At-will employment is believed by many employers to allow them the ability to terminate an employee for any reason or no-reason at all, except for a discriminatory reason. We advise our clients to make “at-will” employment status very clear in job offers and in employee handbooks. This prevents an “at-will” employee from believing a contract has been established which guarantees continued employment.

The fallacy of “at-will” employment is that if employers do terminate an employee without notifying them of the legitimate reasons for termination, the employee is free to make-up a reason. This may be in the form of a discrimination claim, sexual harassment claim, wage and hour claim etc.

Truth and honesty with employees is always the best course of action for any employer. Additionally, using good business practices which include accurate performance evaluations, coaching, counseling, fair and reasonable discipline, and providing training opportunities to employees is important. Clear communication of employee expectations is also essential for every employer, as is documenting an employee’s work record. It has been my experience that employees who have been put on notice of work expectations, been treated fairly, and given an opportunity to make necessary changes, are less likely to challenge termination decisions.

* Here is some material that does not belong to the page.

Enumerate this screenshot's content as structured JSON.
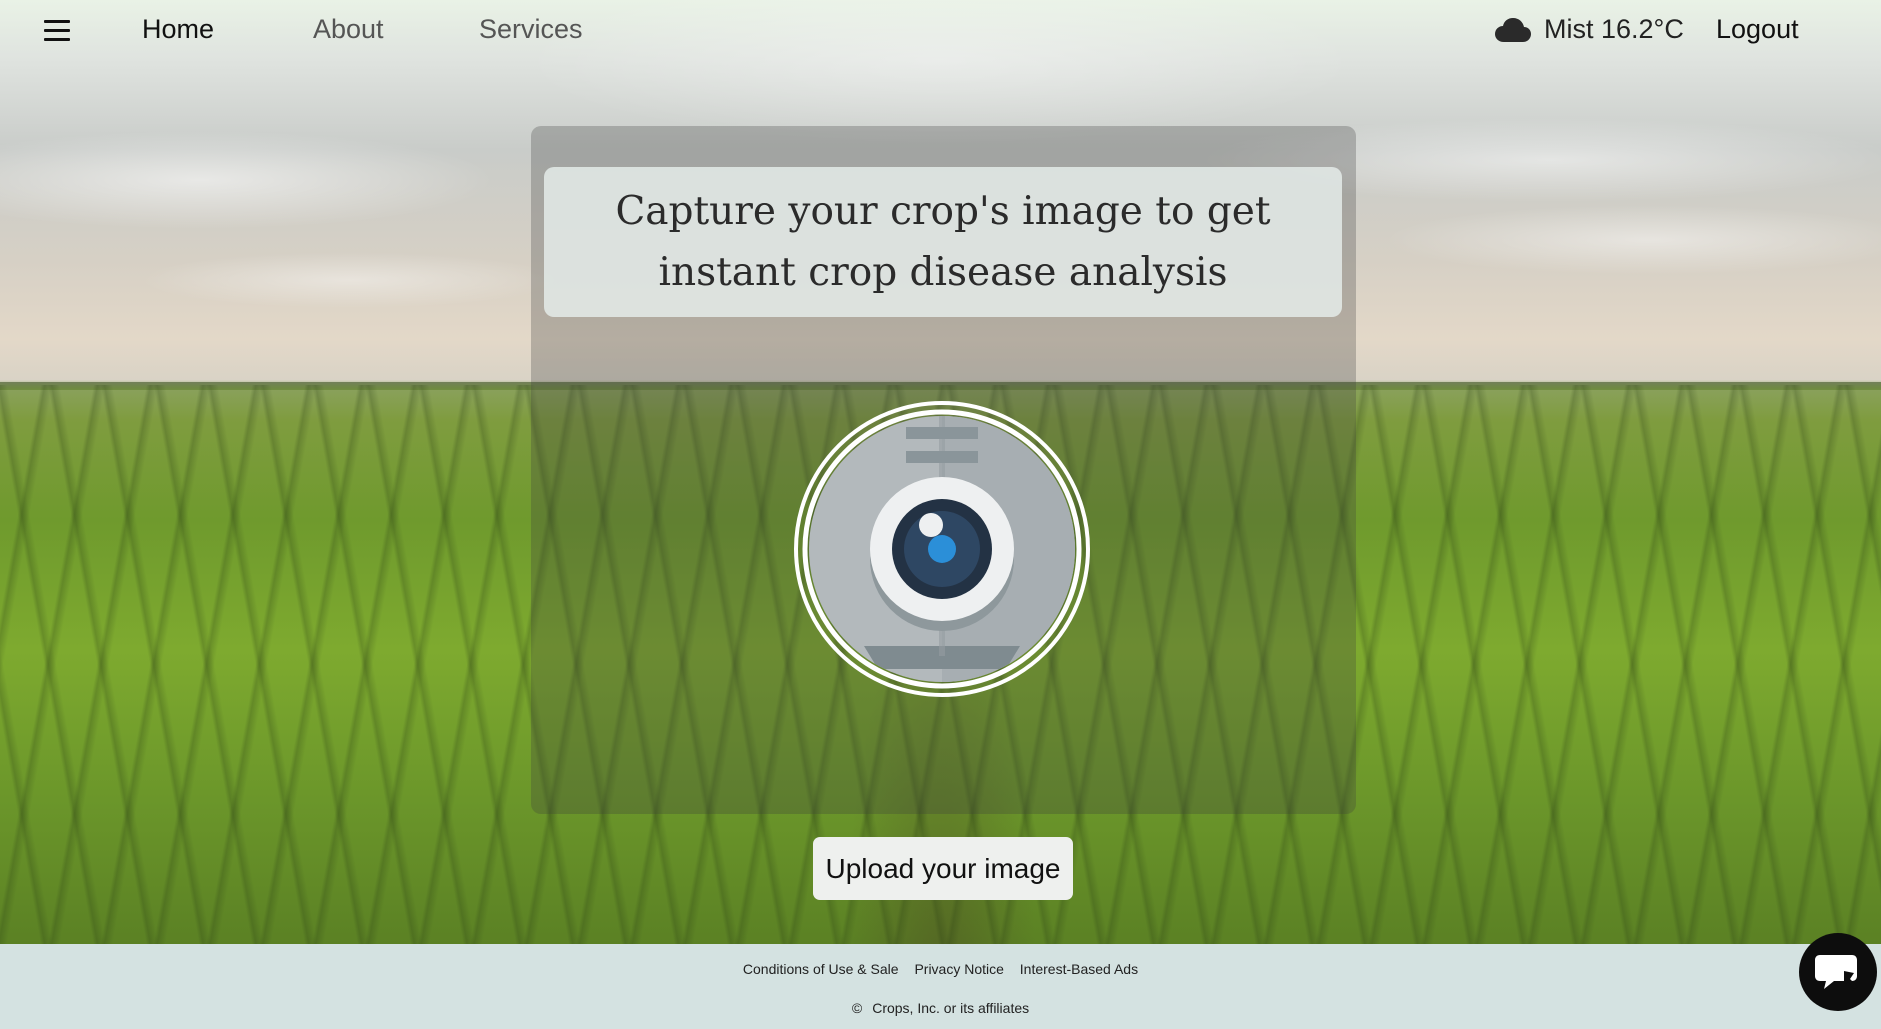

The notion of at-will employment is really deceptive. A better course of action for employers is to follow the golden rule, “Treat others, like you want to be treated yourself.” It is one way to reduce legal bills, and avoid some of the costly challenges to employment termination decisions.